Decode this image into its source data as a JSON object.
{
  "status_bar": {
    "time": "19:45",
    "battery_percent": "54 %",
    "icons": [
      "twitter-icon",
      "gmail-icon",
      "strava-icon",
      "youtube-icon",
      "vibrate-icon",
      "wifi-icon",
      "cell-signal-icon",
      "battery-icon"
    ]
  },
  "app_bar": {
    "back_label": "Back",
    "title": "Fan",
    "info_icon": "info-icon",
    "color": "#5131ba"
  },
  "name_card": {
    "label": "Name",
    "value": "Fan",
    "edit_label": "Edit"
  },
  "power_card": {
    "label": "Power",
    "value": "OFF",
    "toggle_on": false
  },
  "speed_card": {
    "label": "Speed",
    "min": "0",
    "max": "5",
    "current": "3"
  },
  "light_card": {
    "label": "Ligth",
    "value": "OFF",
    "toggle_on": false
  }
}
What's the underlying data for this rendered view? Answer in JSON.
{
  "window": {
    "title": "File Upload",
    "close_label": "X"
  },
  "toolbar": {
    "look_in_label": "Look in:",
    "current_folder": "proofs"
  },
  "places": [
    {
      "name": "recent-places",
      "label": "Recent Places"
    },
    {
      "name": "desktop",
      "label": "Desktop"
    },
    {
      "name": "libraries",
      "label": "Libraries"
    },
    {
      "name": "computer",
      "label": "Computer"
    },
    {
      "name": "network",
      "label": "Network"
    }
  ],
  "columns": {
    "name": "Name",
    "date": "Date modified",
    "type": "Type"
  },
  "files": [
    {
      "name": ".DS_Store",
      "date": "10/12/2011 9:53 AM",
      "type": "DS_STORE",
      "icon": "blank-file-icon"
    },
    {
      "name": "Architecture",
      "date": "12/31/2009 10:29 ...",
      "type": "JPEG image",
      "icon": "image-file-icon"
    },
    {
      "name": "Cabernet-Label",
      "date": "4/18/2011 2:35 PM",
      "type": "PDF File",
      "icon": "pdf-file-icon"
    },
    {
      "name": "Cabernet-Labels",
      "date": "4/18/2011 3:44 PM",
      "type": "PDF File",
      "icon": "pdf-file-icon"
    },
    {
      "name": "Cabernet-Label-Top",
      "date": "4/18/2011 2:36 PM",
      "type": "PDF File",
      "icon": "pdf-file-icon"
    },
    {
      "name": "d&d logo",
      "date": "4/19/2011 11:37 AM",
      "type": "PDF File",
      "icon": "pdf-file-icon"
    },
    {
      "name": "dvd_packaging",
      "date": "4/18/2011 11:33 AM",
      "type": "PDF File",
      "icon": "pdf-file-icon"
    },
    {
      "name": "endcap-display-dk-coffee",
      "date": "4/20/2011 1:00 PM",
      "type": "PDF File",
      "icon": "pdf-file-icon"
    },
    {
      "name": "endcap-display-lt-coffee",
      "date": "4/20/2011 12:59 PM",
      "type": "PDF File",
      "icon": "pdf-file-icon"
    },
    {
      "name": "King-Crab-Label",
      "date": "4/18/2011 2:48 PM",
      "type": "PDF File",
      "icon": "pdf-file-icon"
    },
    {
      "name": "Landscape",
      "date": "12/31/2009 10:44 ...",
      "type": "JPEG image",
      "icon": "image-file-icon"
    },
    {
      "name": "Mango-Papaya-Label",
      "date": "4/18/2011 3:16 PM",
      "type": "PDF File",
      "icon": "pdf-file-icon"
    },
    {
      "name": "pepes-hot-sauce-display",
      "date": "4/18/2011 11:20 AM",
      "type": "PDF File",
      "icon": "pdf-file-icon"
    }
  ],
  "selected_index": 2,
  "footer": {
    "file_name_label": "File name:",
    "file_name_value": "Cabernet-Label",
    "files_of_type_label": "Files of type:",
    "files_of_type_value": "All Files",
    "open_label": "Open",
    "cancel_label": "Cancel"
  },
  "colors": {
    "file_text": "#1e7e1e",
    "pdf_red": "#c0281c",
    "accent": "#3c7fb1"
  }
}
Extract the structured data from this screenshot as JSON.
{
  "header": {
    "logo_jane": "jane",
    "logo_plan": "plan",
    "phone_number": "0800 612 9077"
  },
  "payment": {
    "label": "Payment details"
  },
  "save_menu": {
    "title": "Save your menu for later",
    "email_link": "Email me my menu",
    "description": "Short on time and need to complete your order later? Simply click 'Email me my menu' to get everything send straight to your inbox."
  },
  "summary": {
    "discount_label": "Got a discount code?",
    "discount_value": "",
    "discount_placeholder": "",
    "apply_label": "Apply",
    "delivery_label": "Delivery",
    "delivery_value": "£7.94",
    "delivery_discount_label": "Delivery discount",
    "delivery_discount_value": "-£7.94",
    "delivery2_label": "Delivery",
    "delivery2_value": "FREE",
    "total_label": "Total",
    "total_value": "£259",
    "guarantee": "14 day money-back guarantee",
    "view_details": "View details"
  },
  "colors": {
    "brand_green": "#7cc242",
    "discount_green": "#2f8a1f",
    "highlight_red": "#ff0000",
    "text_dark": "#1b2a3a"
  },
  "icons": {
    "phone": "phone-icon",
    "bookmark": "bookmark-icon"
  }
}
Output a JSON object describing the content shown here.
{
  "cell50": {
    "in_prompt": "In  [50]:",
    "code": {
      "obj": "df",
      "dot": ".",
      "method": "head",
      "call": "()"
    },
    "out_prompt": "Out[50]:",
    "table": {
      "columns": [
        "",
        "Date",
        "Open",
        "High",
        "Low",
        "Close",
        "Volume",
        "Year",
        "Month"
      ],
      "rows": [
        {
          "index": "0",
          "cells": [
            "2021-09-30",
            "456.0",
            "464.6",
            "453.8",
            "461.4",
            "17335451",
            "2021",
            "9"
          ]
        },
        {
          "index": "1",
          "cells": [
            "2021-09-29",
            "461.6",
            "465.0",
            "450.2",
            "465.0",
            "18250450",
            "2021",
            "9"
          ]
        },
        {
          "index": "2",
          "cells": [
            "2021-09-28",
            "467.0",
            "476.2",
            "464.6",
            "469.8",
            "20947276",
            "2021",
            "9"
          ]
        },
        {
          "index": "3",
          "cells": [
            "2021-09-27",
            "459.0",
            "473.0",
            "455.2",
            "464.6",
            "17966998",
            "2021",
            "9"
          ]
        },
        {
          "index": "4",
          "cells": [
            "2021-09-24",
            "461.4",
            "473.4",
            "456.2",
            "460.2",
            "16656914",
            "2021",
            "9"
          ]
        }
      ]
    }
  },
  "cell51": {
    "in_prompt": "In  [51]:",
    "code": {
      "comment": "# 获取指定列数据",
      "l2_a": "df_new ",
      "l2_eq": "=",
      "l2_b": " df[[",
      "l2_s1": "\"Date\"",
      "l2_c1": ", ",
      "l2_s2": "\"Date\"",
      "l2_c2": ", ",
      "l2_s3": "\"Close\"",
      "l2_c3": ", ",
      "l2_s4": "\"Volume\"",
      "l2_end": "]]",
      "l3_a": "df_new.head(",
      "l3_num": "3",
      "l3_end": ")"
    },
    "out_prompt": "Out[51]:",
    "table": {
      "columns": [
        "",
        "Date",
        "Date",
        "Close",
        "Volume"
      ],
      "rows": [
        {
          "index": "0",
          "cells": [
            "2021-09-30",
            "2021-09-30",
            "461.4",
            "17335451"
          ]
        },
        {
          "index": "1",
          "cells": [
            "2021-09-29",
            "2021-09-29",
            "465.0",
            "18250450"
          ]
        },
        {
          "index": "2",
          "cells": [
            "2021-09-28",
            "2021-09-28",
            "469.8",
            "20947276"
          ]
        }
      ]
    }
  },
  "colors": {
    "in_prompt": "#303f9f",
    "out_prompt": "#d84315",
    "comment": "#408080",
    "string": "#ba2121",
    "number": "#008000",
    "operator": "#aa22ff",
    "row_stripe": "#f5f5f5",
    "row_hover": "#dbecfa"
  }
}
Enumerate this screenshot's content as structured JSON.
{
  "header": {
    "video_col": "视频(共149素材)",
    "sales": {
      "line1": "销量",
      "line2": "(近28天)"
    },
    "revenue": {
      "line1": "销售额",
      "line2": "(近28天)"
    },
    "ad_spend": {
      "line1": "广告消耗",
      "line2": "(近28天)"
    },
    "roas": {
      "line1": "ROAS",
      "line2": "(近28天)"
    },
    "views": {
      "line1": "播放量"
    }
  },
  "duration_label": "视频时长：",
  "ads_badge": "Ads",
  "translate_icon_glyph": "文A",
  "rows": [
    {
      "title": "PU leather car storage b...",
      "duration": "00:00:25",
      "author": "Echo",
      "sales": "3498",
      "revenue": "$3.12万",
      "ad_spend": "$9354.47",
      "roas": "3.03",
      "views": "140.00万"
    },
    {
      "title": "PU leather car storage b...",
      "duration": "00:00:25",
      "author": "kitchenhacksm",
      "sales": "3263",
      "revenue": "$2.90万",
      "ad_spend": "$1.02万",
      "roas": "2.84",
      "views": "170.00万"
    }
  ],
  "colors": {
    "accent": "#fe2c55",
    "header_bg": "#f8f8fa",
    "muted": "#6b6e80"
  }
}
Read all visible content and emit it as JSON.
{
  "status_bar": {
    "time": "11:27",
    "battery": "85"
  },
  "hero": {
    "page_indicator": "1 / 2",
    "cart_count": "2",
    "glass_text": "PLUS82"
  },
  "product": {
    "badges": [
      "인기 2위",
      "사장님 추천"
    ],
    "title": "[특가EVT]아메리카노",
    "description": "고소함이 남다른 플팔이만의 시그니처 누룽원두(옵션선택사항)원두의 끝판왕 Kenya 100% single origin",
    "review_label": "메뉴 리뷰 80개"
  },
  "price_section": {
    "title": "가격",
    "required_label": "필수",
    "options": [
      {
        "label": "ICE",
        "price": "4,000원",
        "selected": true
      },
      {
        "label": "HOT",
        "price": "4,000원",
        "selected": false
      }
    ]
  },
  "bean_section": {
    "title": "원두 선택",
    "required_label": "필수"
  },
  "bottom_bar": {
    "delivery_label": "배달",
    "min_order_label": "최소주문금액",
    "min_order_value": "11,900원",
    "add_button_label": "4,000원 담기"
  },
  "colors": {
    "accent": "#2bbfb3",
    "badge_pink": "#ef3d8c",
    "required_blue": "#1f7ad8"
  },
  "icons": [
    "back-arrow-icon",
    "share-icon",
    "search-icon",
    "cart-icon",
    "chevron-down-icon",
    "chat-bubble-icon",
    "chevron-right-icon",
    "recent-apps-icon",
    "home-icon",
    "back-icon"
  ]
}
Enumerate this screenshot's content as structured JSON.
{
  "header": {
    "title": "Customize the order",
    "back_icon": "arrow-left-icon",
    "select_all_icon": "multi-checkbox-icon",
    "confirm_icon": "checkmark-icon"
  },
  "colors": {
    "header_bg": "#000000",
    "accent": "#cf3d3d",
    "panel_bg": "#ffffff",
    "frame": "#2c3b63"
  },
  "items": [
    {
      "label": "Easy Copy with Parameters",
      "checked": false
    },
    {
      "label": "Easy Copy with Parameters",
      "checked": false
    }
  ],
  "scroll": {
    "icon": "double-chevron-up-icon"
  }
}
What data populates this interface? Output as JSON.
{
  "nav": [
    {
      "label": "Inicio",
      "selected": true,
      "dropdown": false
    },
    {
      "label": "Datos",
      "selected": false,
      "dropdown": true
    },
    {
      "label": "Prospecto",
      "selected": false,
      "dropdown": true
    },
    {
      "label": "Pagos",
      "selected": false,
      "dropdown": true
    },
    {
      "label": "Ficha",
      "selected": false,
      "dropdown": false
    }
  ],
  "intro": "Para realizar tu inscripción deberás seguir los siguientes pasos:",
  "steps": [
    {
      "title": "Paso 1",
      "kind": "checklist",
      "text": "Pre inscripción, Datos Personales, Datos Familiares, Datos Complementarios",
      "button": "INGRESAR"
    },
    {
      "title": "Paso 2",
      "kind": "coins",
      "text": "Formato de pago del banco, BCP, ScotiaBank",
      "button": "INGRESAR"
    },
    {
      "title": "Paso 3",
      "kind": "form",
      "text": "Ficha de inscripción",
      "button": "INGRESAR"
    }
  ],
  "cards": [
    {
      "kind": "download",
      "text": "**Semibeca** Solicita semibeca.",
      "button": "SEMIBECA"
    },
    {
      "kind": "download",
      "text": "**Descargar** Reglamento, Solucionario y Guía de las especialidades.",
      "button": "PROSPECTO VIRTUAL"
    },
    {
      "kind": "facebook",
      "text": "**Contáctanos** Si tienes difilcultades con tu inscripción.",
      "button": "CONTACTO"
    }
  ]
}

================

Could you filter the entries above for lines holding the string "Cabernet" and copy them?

      "name": "Cabernet-Label",
      "name": "Cabernet-Labels",
      "name": "Cabernet-Label-Top",
    "file_name_value": "Cabernet-Label",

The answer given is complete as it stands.